Pope Benedict XVI said at a Sept. 23 meeting of Christian churches that their unity cannot be artificially engineered by committee and compromise.
“The faith of Christians does not rest on such a weighing of benefits and drawbacks. A self-made faith is worthless. Faith is not something we work out intellectually or negotiate between us,” said the Pope in his address to a joint prayer service of Catholics and Lutherans on the second day of his state visit to Germany.
Christian faith, he said, “is the foundation for our lives,” and so “unity grows not by the weighing of benefits and drawbacks but only by entering ever more deeply into the faith in our thoughts and in our lives.”
The Pope was participating in an ecumenical celebration held at the church of the ancient Augustinian convent in Erfurt. During the ceremony, which was attended by some 300 people, the Pope greeted leaders of the German Evangelical Church before listening to a Lutheran bishop read out Martin Luther's German translation of Psalm 146.
Meanwhile, Cardinal Kurt Koch, president of the Pontifical Council for Christian Unity, read the high priestly prayer of Jesus from the Gospel of St. John. In response, the Pope suggested that Jesus’ prayer formed a starting point for any attempts to undo the disunity created by Luther at the Reformation.
“In the prayer of Jesus we find the very heart of our unity. We will become one if we allow ourselves to be drawn into this prayer,” he said.
“Whenever we gather in prayer as Christians, Jesus’ concern for us, and his prayer to the Father for us, ought to touch our hearts. The more we allow ourselves to be drawn into this event, the more we grow in unity.”
He also said it was important to recognize the great strides taken by many towards this goal in recent years, and to “give thanks to God for all the elements of unity which he has preserved for us and bestows on us ever anew.”
Christians should not simply to “regret our divisions and separations,” he added.
The common task of all Christians at the present time, the Pope said, is “to bear witness to this living God” in a society which feels it can get by without him.
While this may seem possible in the short term, “the more the world withdraws from God, the clearer it becomes that man, in his hubris of power, in his emptiness of heart and in his longing for satisfaction and happiness, increasingly loses his life.”
The reason for this is that “a thirst for the infinite is indelibly present in human beings” because “man was created to have a relationship with God; we need him,” said the Pope.
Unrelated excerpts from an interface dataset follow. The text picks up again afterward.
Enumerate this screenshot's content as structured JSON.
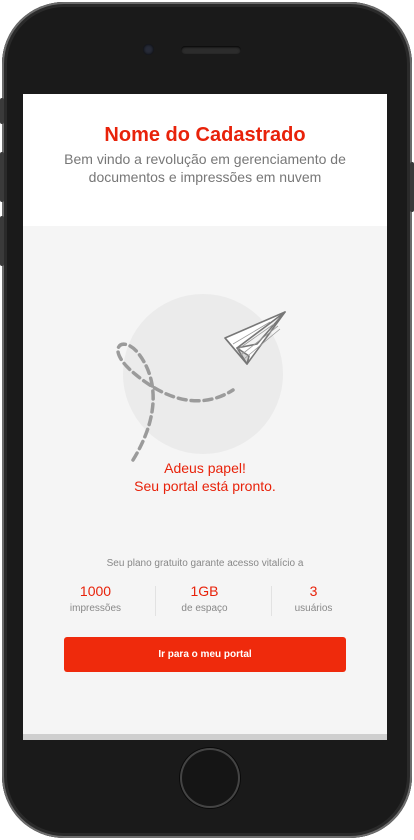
{
  "header": {
    "title": "Nome do Cadastrado",
    "subtitle": "Bem vindo a revolução em gerenciamento de documentos e impressões em nuvem"
  },
  "hero": {
    "icon": "paper-plane-icon",
    "message_line1": "Adeus papel!",
    "message_line2": "Seu portal está pronto."
  },
  "plan": {
    "text": "Seu plano gratuito garante acesso vitalício a",
    "stats": [
      {
        "value": "1000",
        "label": "impressões"
      },
      {
        "value": "1GB",
        "label": "de espaço"
      },
      {
        "value": "3",
        "label": "usuários"
      }
    ]
  },
  "cta": {
    "label": "Ir para o meu portal"
  },
  "colors": {
    "accent": "#e8220a",
    "button": "#ef2a0c",
    "background": "#f5f5f5",
    "muted_text": "#888888"
  }
}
He then said Christians can show man’s need for God in “a very practical way by our commitment to that creature which he wished in his own image: to man,” starting with the Christian duty to “defend the inviolable dignity of human beings from conception to death – from issues of prenatal diagnosis to the question of euthanasia.”
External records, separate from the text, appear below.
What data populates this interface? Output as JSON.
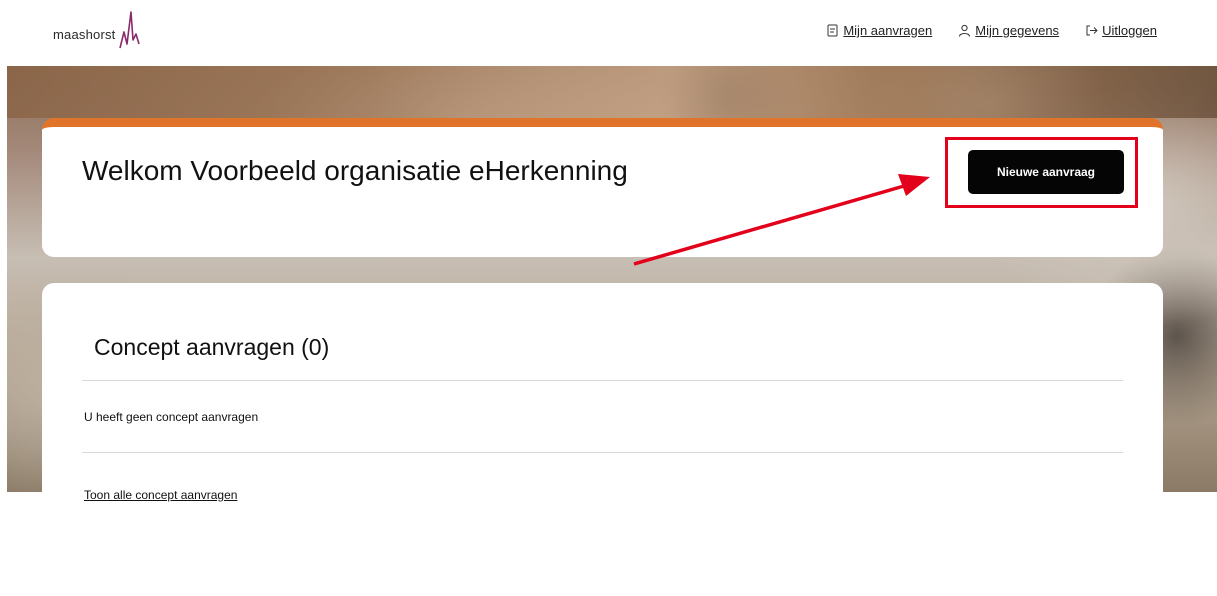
{
  "header": {
    "logo_text": "maashorst",
    "nav": [
      {
        "label": "Mijn aanvragen",
        "icon": "document-icon"
      },
      {
        "label": "Mijn gegevens",
        "icon": "user-icon"
      },
      {
        "label": "Uitloggen",
        "icon": "logout-icon"
      }
    ]
  },
  "welcome": {
    "title": "Welkom Voorbeeld organisatie eHerkenning",
    "new_button_label": "Nieuwe aanvraag"
  },
  "concepts": {
    "title": "Concept aanvragen (0)",
    "empty_message": "U heeft geen concept aanvragen",
    "show_all_link": "Toon alle concept aanvragen"
  },
  "colors": {
    "accent": "#e0742b",
    "highlight": "#e3001b",
    "button": "#050505",
    "logo": "#8a2a6e"
  }
}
The meeting closed with all those present praying the Our Father together and Pope Benedict imparting his apostolic blessing.